▶ **What is required**: Output the complete listing exactly, please, and keep the pictures out of it.
════════════════════
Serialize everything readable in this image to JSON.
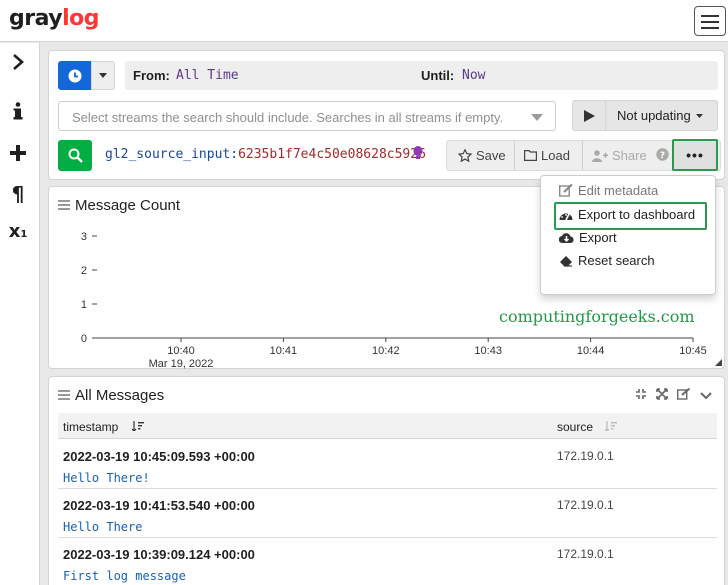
{
  "app": {
    "logo_left": "gray",
    "logo_accent": "log",
    "brand_color": "#ff3633"
  },
  "sidebar": {
    "items": [
      {
        "icon": "chevron-right-icon",
        "glyph": "›"
      },
      {
        "icon": "info-icon",
        "glyph": "i"
      },
      {
        "icon": "plus-icon",
        "glyph": "+"
      },
      {
        "icon": "paragraph-icon",
        "glyph": "¶"
      },
      {
        "icon": "variable-icon",
        "glyph": "x₁"
      }
    ]
  },
  "search": {
    "from_label": "From:",
    "from_value": "All Time",
    "until_label": "Until:",
    "until_value": "Now",
    "streams_placeholder": "Select streams the search should include. Searches in all streams if empty.",
    "refresh_label": "Not updating",
    "query_key": "gl2_source_input:",
    "query_value": "6235b1f7e4c50e08628c5926",
    "save_label": "Save",
    "load_label": "Load",
    "share_label": "Share",
    "more_label": "•••"
  },
  "menu": {
    "items": [
      {
        "label": "Edit metadata",
        "icon": "edit-icon",
        "disabled": true
      },
      {
        "label": "Export to dashboard",
        "icon": "dashboard-icon",
        "disabled": false
      },
      {
        "label": "Export",
        "icon": "cloud-download-icon",
        "disabled": false
      },
      {
        "label": "Reset search",
        "icon": "eraser-icon",
        "disabled": false
      }
    ]
  },
  "message_count": {
    "title": "Message Count",
    "watermark": "computingforgeeks.com"
  },
  "chart_data": {
    "type": "line",
    "title": "Message Count",
    "x": [
      "10:40",
      "10:41",
      "10:42",
      "10:43",
      "10:44",
      "10:45"
    ],
    "date_label": "Mar 19, 2022",
    "y_ticks": [
      0,
      1,
      2,
      3
    ],
    "ylim": [
      0,
      3
    ],
    "series": [
      {
        "values": [
          0,
          0,
          0,
          0,
          0,
          0
        ]
      }
    ]
  },
  "messages": {
    "title": "All Messages",
    "columns": [
      "timestamp",
      "source"
    ],
    "rows": [
      {
        "timestamp": "2022-03-19 10:45:09.593 +00:00",
        "message": "Hello There!",
        "source": "172.19.0.1"
      },
      {
        "timestamp": "2022-03-19 10:41:53.540 +00:00",
        "message": "Hello There",
        "source": "172.19.0.1"
      },
      {
        "timestamp": "2022-03-19 10:39:09.124 +00:00",
        "message": "First log message",
        "source": "172.19.0.1"
      }
    ]
  }
}
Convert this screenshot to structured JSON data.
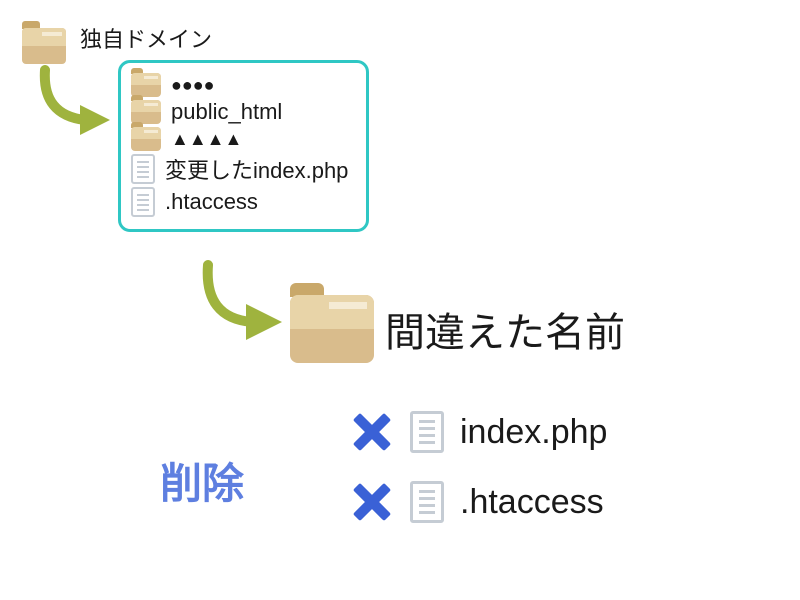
{
  "root": {
    "label": "独自ドメイン"
  },
  "group": {
    "items": [
      {
        "label": "●●●●",
        "type": "folder"
      },
      {
        "label": "public_html",
        "type": "folder"
      },
      {
        "label": "▲▲▲▲",
        "type": "folder"
      },
      {
        "label": "変更したindex.php",
        "type": "file"
      },
      {
        "label": ".htaccess",
        "type": "file"
      }
    ]
  },
  "wrong_folder": {
    "label": "間違えた名前"
  },
  "delete": {
    "label": "削除",
    "files": [
      {
        "label": "index.php"
      },
      {
        "label": ".htaccess"
      }
    ]
  }
}
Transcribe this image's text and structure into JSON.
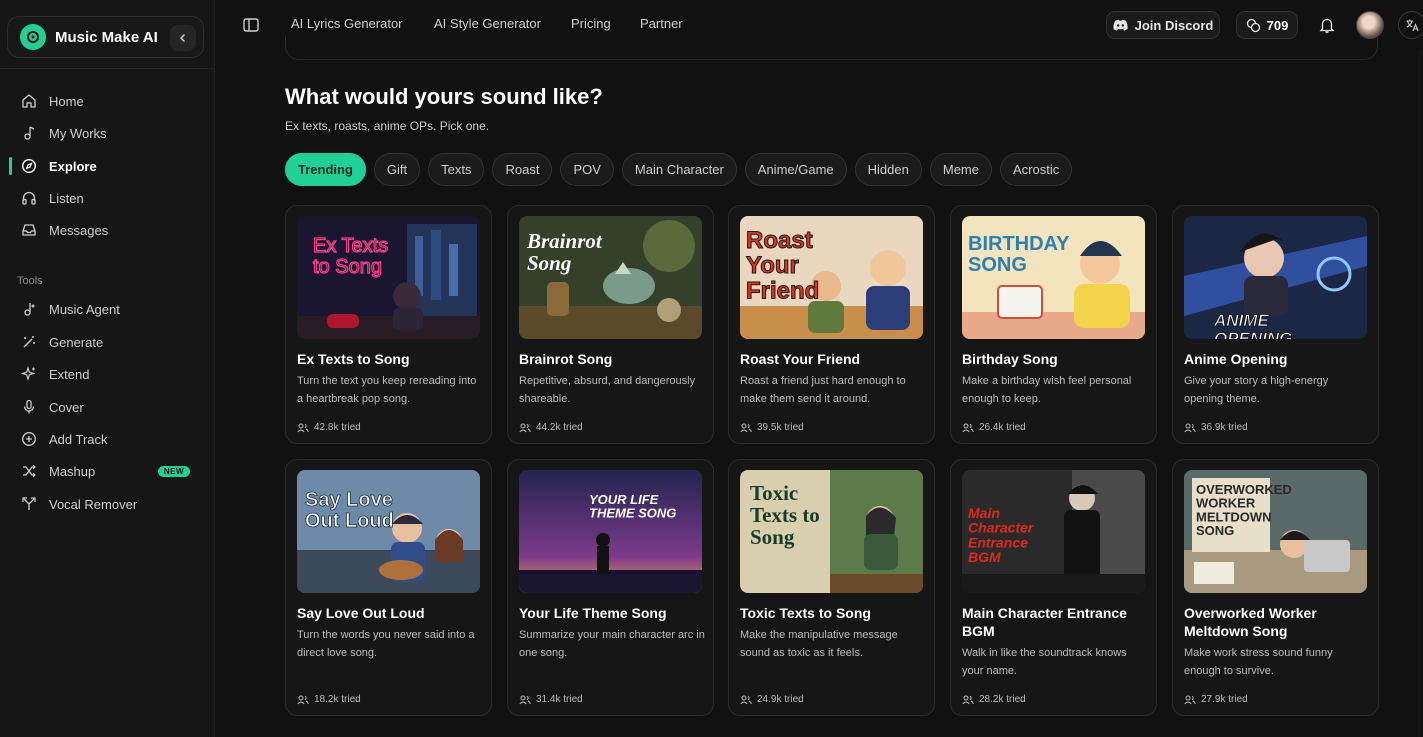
{
  "brand": {
    "name": "Music Make AI"
  },
  "sidebar": {
    "main_items": [
      {
        "label": "Home",
        "icon": "home-icon"
      },
      {
        "label": "My Works",
        "icon": "music-note-icon"
      },
      {
        "label": "Explore",
        "icon": "compass-icon",
        "active": true
      },
      {
        "label": "Listen",
        "icon": "headphones-icon"
      },
      {
        "label": "Messages",
        "icon": "inbox-icon"
      }
    ],
    "tools_label": "Tools",
    "tool_items": [
      {
        "label": "Music Agent",
        "icon": "agent-icon"
      },
      {
        "label": "Generate",
        "icon": "magic-wand-icon"
      },
      {
        "label": "Extend",
        "icon": "sparkle-icon"
      },
      {
        "label": "Cover",
        "icon": "microphone-icon"
      },
      {
        "label": "Add Track",
        "icon": "plus-circle-icon"
      },
      {
        "label": "Mashup",
        "icon": "shuffle-icon",
        "badge": "NEW"
      },
      {
        "label": "Vocal Remover",
        "icon": "split-icon"
      }
    ]
  },
  "topbar": {
    "links": [
      "AI Lyrics Generator",
      "AI Style Generator",
      "Pricing",
      "Partner"
    ],
    "discord_label": "Join Discord",
    "credits": "709"
  },
  "main": {
    "headline": "What would yours sound like?",
    "subline": "Ex texts, roasts, anime OPs. Pick one.",
    "tabs": [
      "Trending",
      "Gift",
      "Texts",
      "Roast",
      "POV",
      "Main Character",
      "Anime/Game",
      "Hidden",
      "Meme",
      "Acrostic"
    ],
    "active_tab": "Trending",
    "cards": [
      {
        "title": "Ex Texts to Song",
        "desc": "Turn the text you keep rereading into a heartbreak pop song.",
        "tried": "42.8k tried",
        "thumb_text": "Ex Texts to Song"
      },
      {
        "title": "Brainrot Song",
        "desc": "Repetitive, absurd, and dangerously shareable.",
        "tried": "44.2k tried",
        "thumb_text": "Brainrot Song"
      },
      {
        "title": "Roast Your Friend",
        "desc": "Roast a friend just hard enough to make them send it around.",
        "tried": "39.5k tried",
        "thumb_text": "Roast Your Friend"
      },
      {
        "title": "Birthday Song",
        "desc": "Make a birthday wish feel personal enough to keep.",
        "tried": "26.4k tried",
        "thumb_text": "BIRTHDAY SONG"
      },
      {
        "title": "Anime Opening",
        "desc": "Give your story a high-energy opening theme.",
        "tried": "36.9k tried",
        "thumb_text": "ANIME OPENING"
      },
      {
        "title": "Say Love Out Loud",
        "desc": "Turn the words you never said into a direct love song.",
        "tried": "18.2k tried",
        "thumb_text": "Say Love Out Loud"
      },
      {
        "title": "Your Life Theme Song",
        "desc": "Summarize your main character arc in one song.",
        "tried": "31.4k tried",
        "thumb_text": "YOUR LIFE THEME SONG"
      },
      {
        "title": "Toxic Texts to Song",
        "desc": "Make the manipulative message sound as toxic as it feels.",
        "tried": "24.9k tried",
        "thumb_text": "Toxic Texts to Song"
      },
      {
        "title": "Main Character Entrance BGM",
        "desc": "Walk in like the soundtrack knows your name.",
        "tried": "28.2k tried",
        "thumb_text": "Main Character Entrance BGM"
      },
      {
        "title": "Overworked Worker Meltdown Song",
        "desc": "Make work stress sound funny enough to survive.",
        "tried": "27.9k tried",
        "thumb_text": "OVERWORKED WORKER MELTDOWN SONG"
      }
    ]
  },
  "colors": {
    "accent": "#1fd197",
    "background": "#111111",
    "card": "#161616"
  }
}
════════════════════
▶ **Task solution**:
Serialize everything readable in this image to JSON.
{
  "app": {
    "logo_left": "gray",
    "logo_accent": "log",
    "brand_color": "#ff3633"
  },
  "sidebar": {
    "items": [
      {
        "icon": "chevron-right-icon",
        "glyph": "›"
      },
      {
        "icon": "info-icon",
        "glyph": "i"
      },
      {
        "icon": "plus-icon",
        "glyph": "+"
      },
      {
        "icon": "paragraph-icon",
        "glyph": "¶"
      },
      {
        "icon": "variable-icon",
        "glyph": "x₁"
      }
    ]
  },
  "search": {
    "from_label": "From:",
    "from_value": "All Time",
    "until_label": "Until:",
    "until_value": "Now",
    "streams_placeholder": "Select streams the search should include. Searches in all streams if empty.",
    "refresh_label": "Not updating",
    "query_key": "gl2_source_input:",
    "query_value": "6235b1f7e4c50e08628c5926",
    "save_label": "Save",
    "load_label": "Load",
    "share_label": "Share",
    "more_label": "•••"
  },
  "menu": {
    "items": [
      {
        "label": "Edit metadata",
        "icon": "edit-icon",
        "disabled": true
      },
      {
        "label": "Export to dashboard",
        "icon": "dashboard-icon",
        "disabled": false
      },
      {
        "label": "Export",
        "icon": "cloud-download-icon",
        "disabled": false
      },
      {
        "label": "Reset search",
        "icon": "eraser-icon",
        "disabled": false
      }
    ]
  },
  "message_count": {
    "title": "Message Count",
    "watermark": "computingforgeeks.com"
  },
  "chart_data": {
    "type": "line",
    "title": "Message Count",
    "x": [
      "10:40",
      "10:41",
      "10:42",
      "10:43",
      "10:44",
      "10:45"
    ],
    "date_label": "Mar 19, 2022",
    "y_ticks": [
      0,
      1,
      2,
      3
    ],
    "ylim": [
      0,
      3
    ],
    "series": [
      {
        "values": [
          0,
          0,
          0,
          0,
          0,
          0
        ]
      }
    ]
  },
  "messages": {
    "title": "All Messages",
    "columns": [
      "timestamp",
      "source"
    ],
    "rows": [
      {
        "timestamp": "2022-03-19 10:45:09.593 +00:00",
        "message": "Hello There!",
        "source": "172.19.0.1"
      },
      {
        "timestamp": "2022-03-19 10:41:53.540 +00:00",
        "message": "Hello There",
        "source": "172.19.0.1"
      },
      {
        "timestamp": "2022-03-19 10:39:09.124 +00:00",
        "message": "First log message",
        "source": "172.19.0.1"
      }
    ]
  }
}
Convert this screenshot to structured JSON data.
{
  "root": {
    "label": "独自ドメイン"
  },
  "group": {
    "items": [
      {
        "label": "●●●●",
        "type": "folder"
      },
      {
        "label": "public_html",
        "type": "folder"
      },
      {
        "label": "▲▲▲▲",
        "type": "folder"
      },
      {
        "label": "変更したindex.php",
        "type": "file"
      },
      {
        "label": ".htaccess",
        "type": "file"
      }
    ]
  },
  "wrong_folder": {
    "label": "間違えた名前"
  },
  "delete": {
    "label": "削除",
    "files": [
      {
        "label": "index.php"
      },
      {
        "label": ".htaccess"
      }
    ]
  }
}
Transcribe this image's text and structure into JSON.
{
  "brand": {
    "name": "Music Make AI"
  },
  "sidebar": {
    "main_items": [
      {
        "label": "Home",
        "icon": "home-icon"
      },
      {
        "label": "My Works",
        "icon": "music-note-icon"
      },
      {
        "label": "Explore",
        "icon": "compass-icon",
        "active": true
      },
      {
        "label": "Listen",
        "icon": "headphones-icon"
      },
      {
        "label": "Messages",
        "icon": "inbox-icon"
      }
    ],
    "tools_label": "Tools",
    "tool_items": [
      {
        "label": "Music Agent",
        "icon": "agent-icon"
      },
      {
        "label": "Generate",
        "icon": "magic-wand-icon"
      },
      {
        "label": "Extend",
        "icon": "sparkle-icon"
      },
      {
        "label": "Cover",
        "icon": "microphone-icon"
      },
      {
        "label": "Add Track",
        "icon": "plus-circle-icon"
      },
      {
        "label": "Mashup",
        "icon": "shuffle-icon",
        "badge": "NEW"
      },
      {
        "label": "Vocal Remover",
        "icon": "split-icon"
      }
    ]
  },
  "topbar": {
    "links": [
      "AI Lyrics Generator",
      "AI Style Generator",
      "Pricing",
      "Partner"
    ],
    "discord_label": "Join Discord",
    "credits": "709"
  },
  "main": {
    "headline": "What would yours sound like?",
    "subline": "Ex texts, roasts, anime OPs. Pick one.",
    "tabs": [
      "Trending",
      "Gift",
      "Texts",
      "Roast",
      "POV",
      "Main Character",
      "Anime/Game",
      "Hidden",
      "Meme",
      "Acrostic"
    ],
    "active_tab": "Trending",
    "cards": [
      {
        "title": "Ex Texts to Song",
        "desc": "Turn the text you keep rereading into a heartbreak pop song.",
        "tried": "42.8k tried",
        "thumb_text": "Ex Texts to Song"
      },
      {
        "title": "Brainrot Song",
        "desc": "Repetitive, absurd, and dangerously shareable.",
        "tried": "44.2k tried",
        "thumb_text": "Brainrot Song"
      },
      {
        "title": "Roast Your Friend",
        "desc": "Roast a friend just hard enough to make them send it around.",
        "tried": "39.5k tried",
        "thumb_text": "Roast Your Friend"
      },
      {
        "title": "Birthday Song",
        "desc": "Make a birthday wish feel personal enough to keep.",
        "tried": "26.4k tried",
        "thumb_text": "BIRTHDAY SONG"
      },
      {
        "title": "Anime Opening",
        "desc": "Give your story a high-energy opening theme.",
        "tried": "36.9k tried",
        "thumb_text": "ANIME OPENING"
      },
      {
        "title": "Say Love Out Loud",
        "desc": "Turn the words you never said into a direct love song.",
        "tried": "18.2k tried",
        "thumb_text": "Say Love Out Loud"
      },
      {
        "title": "Your Life Theme Song",
        "desc": "Summarize your main character arc in one song.",
        "tried": "31.4k tried",
        "thumb_text": "YOUR LIFE THEME SONG"
      },
      {
        "title": "Toxic Texts to Song",
        "desc": "Make the manipulative message sound as toxic as it feels.",
        "tried": "24.9k tried",
        "thumb_text": "Toxic Texts to Song"
      },
      {
        "title": "Main Character Entrance BGM",
        "desc": "Walk in like the soundtrack knows your name.",
        "tried": "28.2k tried",
        "thumb_text": "Main Character Entrance BGM"
      },
      {
        "title": "Overworked Worker Meltdown Song",
        "desc": "Make work stress sound funny enough to survive.",
        "tried": "27.9k tried",
        "thumb_text": "OVERWORKED WORKER MELTDOWN SONG"
      }
    ]
  },
  "colors": {
    "accent": "#1fd197",
    "background": "#111111",
    "card": "#161616"
  }
}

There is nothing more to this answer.